- [WHAT TO DO] Only the pictures stay out; every record is to be quoted exactly.

- [Excerpts from an interface dataset]
────────
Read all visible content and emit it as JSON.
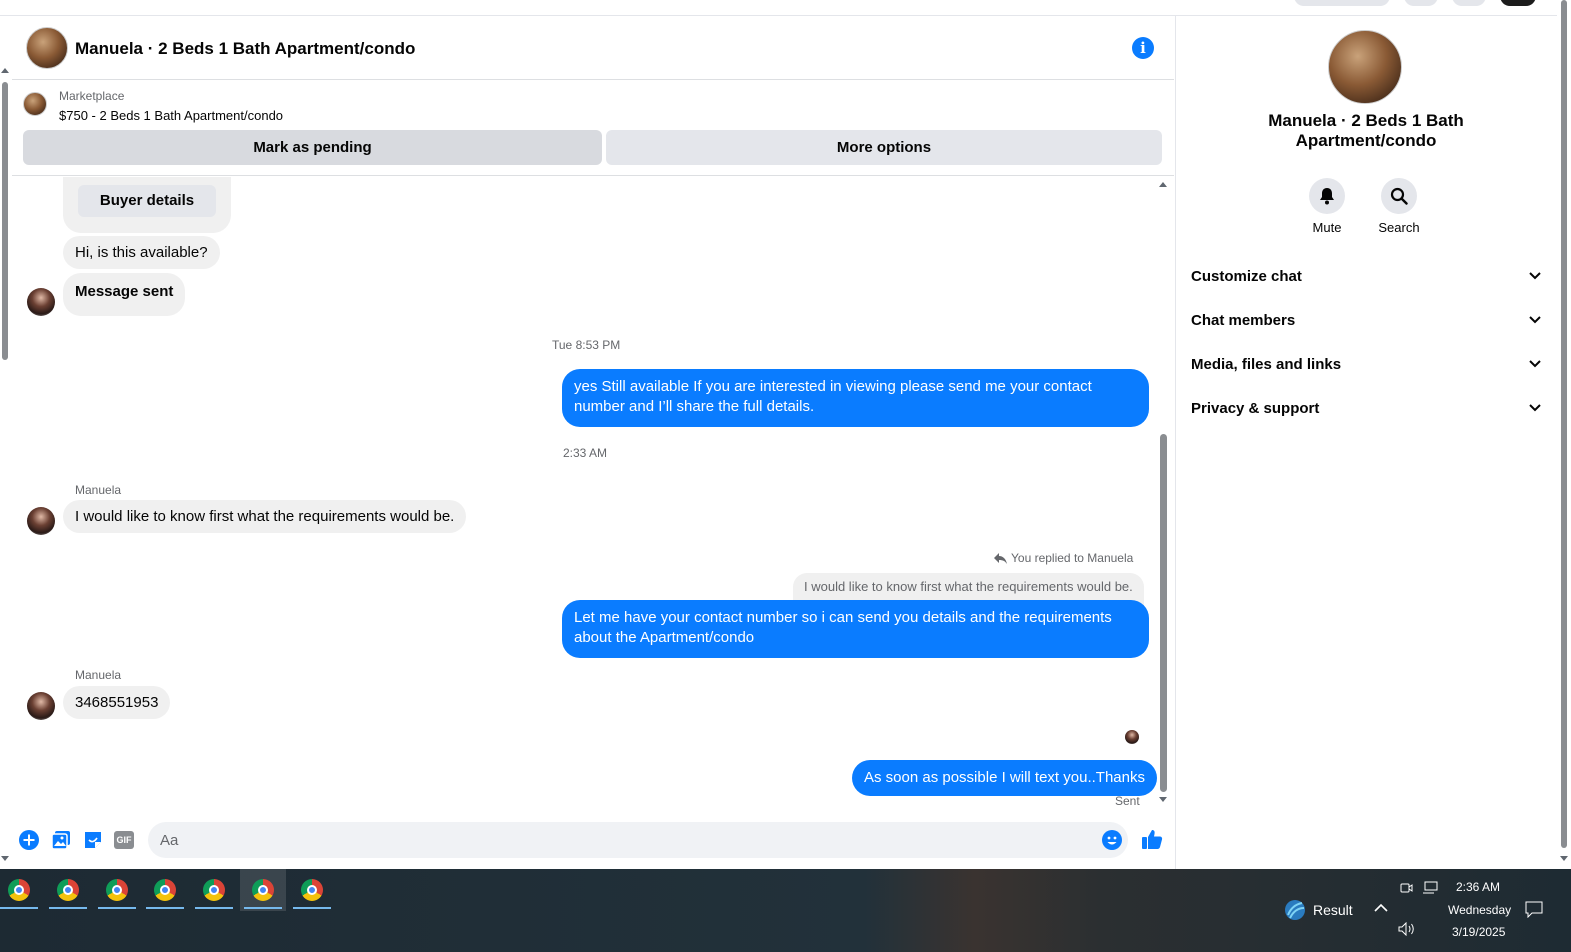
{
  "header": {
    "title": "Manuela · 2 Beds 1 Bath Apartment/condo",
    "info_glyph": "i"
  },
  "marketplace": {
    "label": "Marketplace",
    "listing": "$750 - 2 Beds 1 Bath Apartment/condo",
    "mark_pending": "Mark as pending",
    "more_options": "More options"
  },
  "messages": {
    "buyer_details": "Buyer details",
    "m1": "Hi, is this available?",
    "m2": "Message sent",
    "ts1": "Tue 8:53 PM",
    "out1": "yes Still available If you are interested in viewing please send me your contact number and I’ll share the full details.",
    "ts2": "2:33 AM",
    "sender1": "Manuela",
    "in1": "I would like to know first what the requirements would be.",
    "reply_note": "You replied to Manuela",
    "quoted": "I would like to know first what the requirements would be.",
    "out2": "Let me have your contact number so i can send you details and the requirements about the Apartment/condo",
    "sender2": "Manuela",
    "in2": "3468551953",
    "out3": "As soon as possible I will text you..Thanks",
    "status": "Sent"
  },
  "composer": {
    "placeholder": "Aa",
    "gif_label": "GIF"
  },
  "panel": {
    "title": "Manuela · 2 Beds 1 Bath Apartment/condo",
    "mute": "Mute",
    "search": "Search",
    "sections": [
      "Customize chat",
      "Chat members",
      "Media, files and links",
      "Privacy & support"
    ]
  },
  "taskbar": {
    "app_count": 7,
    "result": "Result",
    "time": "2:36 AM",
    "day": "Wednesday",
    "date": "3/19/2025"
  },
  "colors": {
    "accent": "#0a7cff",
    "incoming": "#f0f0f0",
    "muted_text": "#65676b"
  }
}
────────
- [WRITTEN ANSWER]
Read all visible content and emit it as JSON.
{
  "header": {
    "title": "Manuela · 2 Beds 1 Bath Apartment/condo",
    "info_glyph": "i"
  },
  "marketplace": {
    "label": "Marketplace",
    "listing": "$750 - 2 Beds 1 Bath Apartment/condo",
    "mark_pending": "Mark as pending",
    "more_options": "More options"
  },
  "messages": {
    "buyer_details": "Buyer details",
    "m1": "Hi, is this available?",
    "m2": "Message sent",
    "ts1": "Tue 8:53 PM",
    "out1": "yes Still available If you are interested in viewing please send me your contact number and I’ll share the full details.",
    "ts2": "2:33 AM",
    "sender1": "Manuela",
    "in1": "I would like to know first what the requirements would be.",
    "reply_note": "You replied to Manuela",
    "quoted": "I would like to know first what the requirements would be.",
    "out2": "Let me have your contact number so i can send you details and the requirements about the Apartment/condo",
    "sender2": "Manuela",
    "in2": "3468551953",
    "out3": "As soon as possible I will text you..Thanks",
    "status": "Sent"
  },
  "composer": {
    "placeholder": "Aa",
    "gif_label": "GIF"
  },
  "panel": {
    "title": "Manuela · 2 Beds 1 Bath Apartment/condo",
    "mute": "Mute",
    "search": "Search",
    "sections": [
      "Customize chat",
      "Chat members",
      "Media, files and links",
      "Privacy & support"
    ]
  },
  "taskbar": {
    "app_count": 7,
    "result": "Result",
    "time": "2:36 AM",
    "day": "Wednesday",
    "date": "3/19/2025"
  },
  "colors": {
    "accent": "#0a7cff",
    "incoming": "#f0f0f0",
    "muted_text": "#65676b"
  }
}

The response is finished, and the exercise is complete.